What you are asked to do | Show every line of the data that includes the word "name".
--------------------------------------------------
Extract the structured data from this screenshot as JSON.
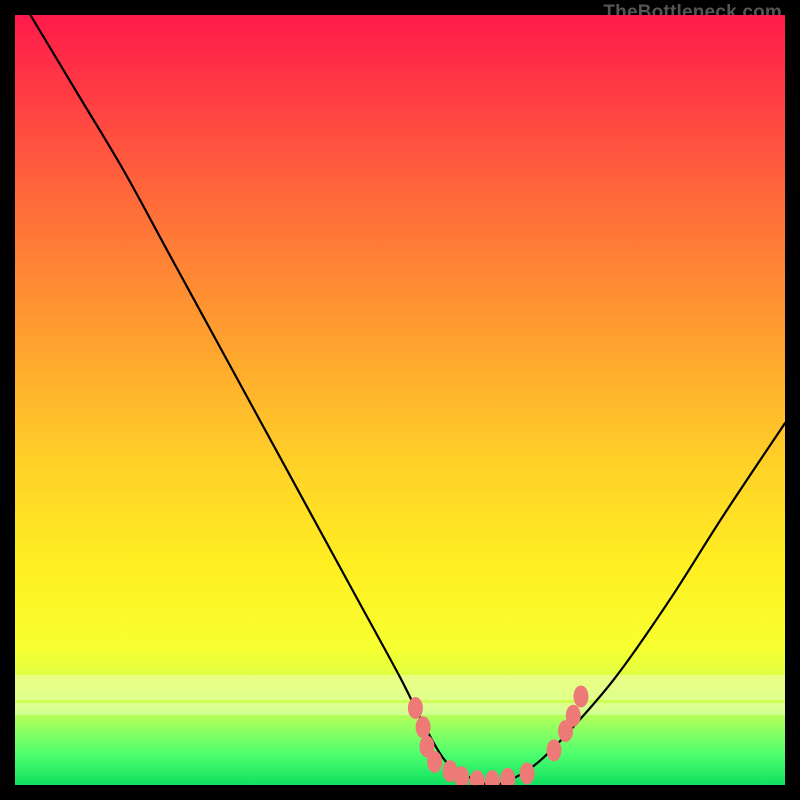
{
  "watermark": "TheBottleneck.com",
  "chart_data": {
    "type": "line",
    "title": "",
    "xlabel": "",
    "ylabel": "",
    "xlim": [
      0,
      100
    ],
    "ylim": [
      0,
      100
    ],
    "grid": false,
    "legend": false,
    "series": [
      {
        "name": "bottleneck-curve",
        "x": [
          2,
          8,
          14,
          20,
          26,
          32,
          38,
          44,
          50,
          53,
          56,
          59,
          62,
          65,
          68,
          72,
          78,
          85,
          92,
          100
        ],
        "y": [
          100,
          90,
          80,
          69,
          58,
          47,
          36,
          25,
          14,
          8,
          3,
          1,
          0,
          1,
          3,
          7,
          14,
          24,
          35,
          47
        ]
      }
    ],
    "markers": {
      "name": "highlight-dots",
      "color": "#ee7a78",
      "points": [
        {
          "x": 52.0,
          "y": 10.0
        },
        {
          "x": 53.0,
          "y": 7.5
        },
        {
          "x": 53.5,
          "y": 5.0
        },
        {
          "x": 54.5,
          "y": 3.0
        },
        {
          "x": 56.5,
          "y": 1.8
        },
        {
          "x": 58.0,
          "y": 1.0
        },
        {
          "x": 60.0,
          "y": 0.5
        },
        {
          "x": 62.0,
          "y": 0.5
        },
        {
          "x": 64.0,
          "y": 0.8
        },
        {
          "x": 66.5,
          "y": 1.5
        },
        {
          "x": 70.0,
          "y": 4.5
        },
        {
          "x": 71.5,
          "y": 7.0
        },
        {
          "x": 72.5,
          "y": 9.0
        },
        {
          "x": 73.5,
          "y": 11.5
        }
      ]
    },
    "bands": [
      {
        "name": "pale-band-1",
        "y": 13.5,
        "height": 3.2,
        "color": "rgba(255,255,255,0.35)"
      },
      {
        "name": "pale-band-2",
        "y": 10.3,
        "height": 1.6,
        "color": "rgba(255,255,255,0.35)"
      }
    ],
    "gradient_stops": [
      {
        "pos": 0,
        "color": "#ff1a4a"
      },
      {
        "pos": 10,
        "color": "#ff3b44"
      },
      {
        "pos": 24,
        "color": "#ff6a3a"
      },
      {
        "pos": 40,
        "color": "#ff9a30"
      },
      {
        "pos": 58,
        "color": "#ffd028"
      },
      {
        "pos": 72,
        "color": "#fff022"
      },
      {
        "pos": 82,
        "color": "#f7ff30"
      },
      {
        "pos": 90,
        "color": "#c8ff55"
      },
      {
        "pos": 96,
        "color": "#4eff6e"
      },
      {
        "pos": 100,
        "color": "#10e060"
      }
    ]
  }
}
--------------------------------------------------
Answer below |
        "name": "bottleneck-curve",
      "name": "highlight-dots",
        "name": "pale-band-1",
        "name": "pale-band-2",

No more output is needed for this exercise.